‘‘I’ve been here 64 years and this is the worst I’ve seen,’‘ Jennette said. ‘‘I looked out and watched it rise and then the next thing I knew it was coming through the floor vents.’‘

Hatteras Lighthouse was untouched, but at nearby Coast Guard housing roofs were peeled back like the lids of sardine tins. A truck was immersed in a sink hole after the sand was washed out from under it in Buxton. Broken water mains left hundreds without water.

In Frisco, there were water marks 3 feet high on storefronts and a church.

Bonnie Farkas weathered the storm in a mobile home that ended up covered with fallen trees and filled with water.

‘‘Every minute there was another crash,’‘ she said as Gov. Jim Hunt surveyed the damage. Hunt said he would consider seeking a disaster declaration for the area.

Dare County Sheriff Bert Austin said flooding forced him out of the department’s Hatteras office.

‘‘I was in there when the tide made its surge. We’ve never had water in it before and it was built in the ’50s,‘’ he said.

Hurricane Bob was the last to brush the Outer Banks, on Aug. 19, 1991. The eye of that storm stayed offshore but wind up to 60 mph left about $1 million damage on the Outer Banks.

In Nags Head, the swimmers apparently swept out to sea were described as tourists from Texas in their late 20s or early 30s. Authorities weren’t immediately able to identify them.

Rick Patterson, a surfer from Kill Devil Hills, said he rescued a third man, who was identified only as a tourist from Alabama.

Patterson said he swam into the surf and grabbed the man, pulling him to the beach while the other two were swept out.

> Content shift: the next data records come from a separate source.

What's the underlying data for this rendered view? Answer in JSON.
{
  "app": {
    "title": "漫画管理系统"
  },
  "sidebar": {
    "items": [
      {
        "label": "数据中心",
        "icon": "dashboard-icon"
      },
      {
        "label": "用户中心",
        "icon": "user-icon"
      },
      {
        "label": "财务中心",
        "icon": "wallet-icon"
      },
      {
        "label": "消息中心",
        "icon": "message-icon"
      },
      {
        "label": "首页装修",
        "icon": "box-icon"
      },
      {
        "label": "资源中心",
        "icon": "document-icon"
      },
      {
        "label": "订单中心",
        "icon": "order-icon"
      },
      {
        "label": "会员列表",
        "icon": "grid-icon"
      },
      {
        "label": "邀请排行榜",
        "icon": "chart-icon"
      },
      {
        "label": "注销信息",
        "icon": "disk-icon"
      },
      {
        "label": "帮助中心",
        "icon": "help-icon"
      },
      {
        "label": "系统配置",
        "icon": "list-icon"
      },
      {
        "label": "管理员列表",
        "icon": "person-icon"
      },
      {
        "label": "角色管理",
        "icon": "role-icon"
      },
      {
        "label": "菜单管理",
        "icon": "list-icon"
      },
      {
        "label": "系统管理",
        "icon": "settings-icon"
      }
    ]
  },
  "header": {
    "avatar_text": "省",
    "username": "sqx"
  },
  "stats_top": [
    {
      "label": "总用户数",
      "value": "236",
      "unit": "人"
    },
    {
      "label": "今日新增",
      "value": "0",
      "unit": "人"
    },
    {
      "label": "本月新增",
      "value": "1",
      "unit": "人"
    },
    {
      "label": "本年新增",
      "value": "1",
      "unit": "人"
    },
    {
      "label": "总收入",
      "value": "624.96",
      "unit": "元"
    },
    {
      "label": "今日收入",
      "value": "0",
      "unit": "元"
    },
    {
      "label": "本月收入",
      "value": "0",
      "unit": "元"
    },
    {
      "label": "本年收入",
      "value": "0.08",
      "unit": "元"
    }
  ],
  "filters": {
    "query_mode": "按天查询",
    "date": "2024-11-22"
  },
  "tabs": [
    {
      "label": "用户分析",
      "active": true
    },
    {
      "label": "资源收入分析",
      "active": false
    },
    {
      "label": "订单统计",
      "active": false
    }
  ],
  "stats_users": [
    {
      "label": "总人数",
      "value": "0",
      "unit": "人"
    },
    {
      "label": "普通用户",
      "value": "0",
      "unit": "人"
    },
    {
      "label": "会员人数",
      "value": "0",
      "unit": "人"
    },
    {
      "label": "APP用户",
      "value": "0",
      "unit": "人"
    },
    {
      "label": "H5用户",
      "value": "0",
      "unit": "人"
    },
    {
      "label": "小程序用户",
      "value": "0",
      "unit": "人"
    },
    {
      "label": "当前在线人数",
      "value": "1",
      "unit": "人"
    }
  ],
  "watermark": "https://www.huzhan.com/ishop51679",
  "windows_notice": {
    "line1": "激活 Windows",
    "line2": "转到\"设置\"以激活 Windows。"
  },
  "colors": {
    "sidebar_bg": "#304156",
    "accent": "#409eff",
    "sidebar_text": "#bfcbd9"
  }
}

‘‘I saw a big wave, saw the bodies curving under it, and then the wave slammed ’em,‘’ said Patterson, an emergency medical technician. ‘‘It was the last I saw of them. I wanted to go out there, but the waves were crashing too hard.’‘